CALLER: I thank you so much for getting the information out there that most people don’t find in the mainstream media. I appreciate you so much. You know, one thing that just terrified me, when Obama says, ‘You get to keep your doctor,’ and I run a medical practice here in Colorado; what I hear him say is, ‘I will take the public option. I will basically have my doctors take that insurance or we’re gonna take our medical license away,’ which just terrifies me. I don’t take Medicaid because we can’t afford to. We can’t see too many patients. I don’t know if you’re aware of this, but on average, the private health care insurances pay 26% more than what Medicare does, and Medicaid —
RUSH: You mean the reimbursements?
CALLER: Reimbursements.

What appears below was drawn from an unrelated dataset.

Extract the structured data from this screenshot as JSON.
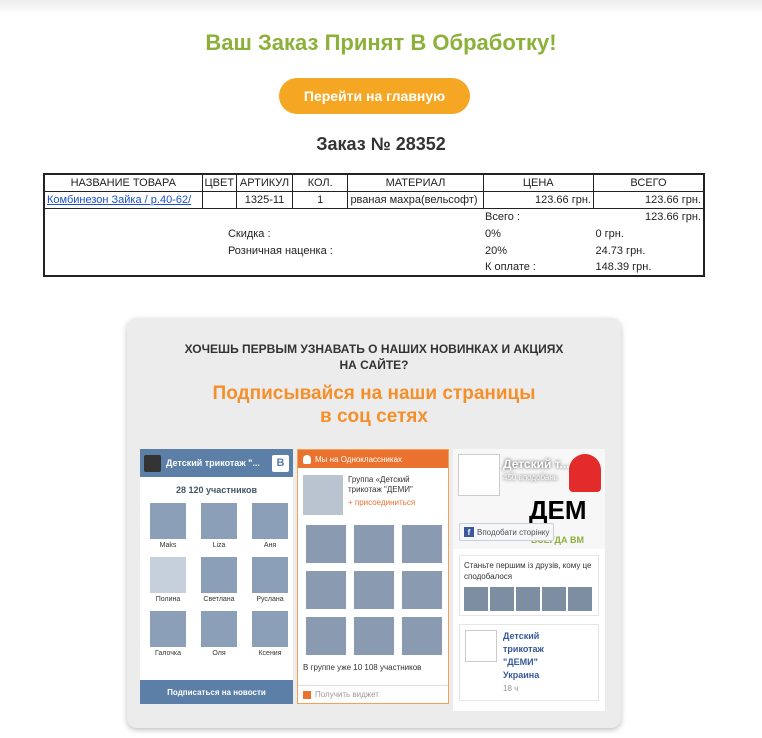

The reimbursements to the doctors —
RUSH: So the private insurance companies reimburse you 26% higher than Medicaid does?
CALLER: Yes, they do. It varies as far as per city, per state in your region.
RUSH: Well, don’t forget something. Obama has demonized the doctors, too.
RUSH: Remember, you guys take out body organs that are not necessary to be taken out. You do it to line your pockets. You chop off diabetics’ feet for 30, 40,000 bucks. This guy has demonized doctors. If you look at what he’s doing, he really wants people to end up hating the doctor, hate the HMO, hate the insurance company; love the government.
CALLER: Yeah, everyone should love the private insurance companies because your local hospital could not make it if they just went with Medicare and Medicaid. I mean, can you imagine if you take a 26% cut out of any business? I mean, how many employees would you have to lay off? People say, ‘Well, I don’t get to spend enough time with the doctor now.’ If you cut 20% off of — I’m not a physician, but I run a practice. But if you cut 20% out of my practice, I’m going to have to cut patient time. I’m going to have to cut quality of product. I’m going to have to cut services, you know?
RUSH: It whittles it down to the point it doesn’t pay you to do your job. It doesn’t pay you.
CALLER: We have a friend who is in California. She was out to visit this weekend, and in our practice as far as dermatology goes we see somewhere in the nature of 37 or 38 patients per day, and primarily — because, you know, Medicare is about 20, 30% of our business. Medicare and Medicaid is somewhere in nature of like 75 or 80% of her business. She sees 65 patients a day. I mean, compared (crosstalk) and who would you rather go see?
RUSH: Wait a second. One doctor, 65 patients a day?
CALLER: In and out in five minutes. It’s dermatology. You see it, you identify it, you fix it, you write the script, you have the nurse do everything for you.
RUSH: Wow. Interesting.
CALLER: If you want that, go ahead —
RUSH: I guess —
CALLER: — to encourage them to support the system. It’s ridiculous. Doctors will find a way.
RUSH: Well, Tom, I gotta run here. I just again noticed the clock. I’m a little long. I want to catch myself here before I go too long. But I appreciate your call.
CALLER: Thank you so much, Rush.
RUSH: Thanks very much.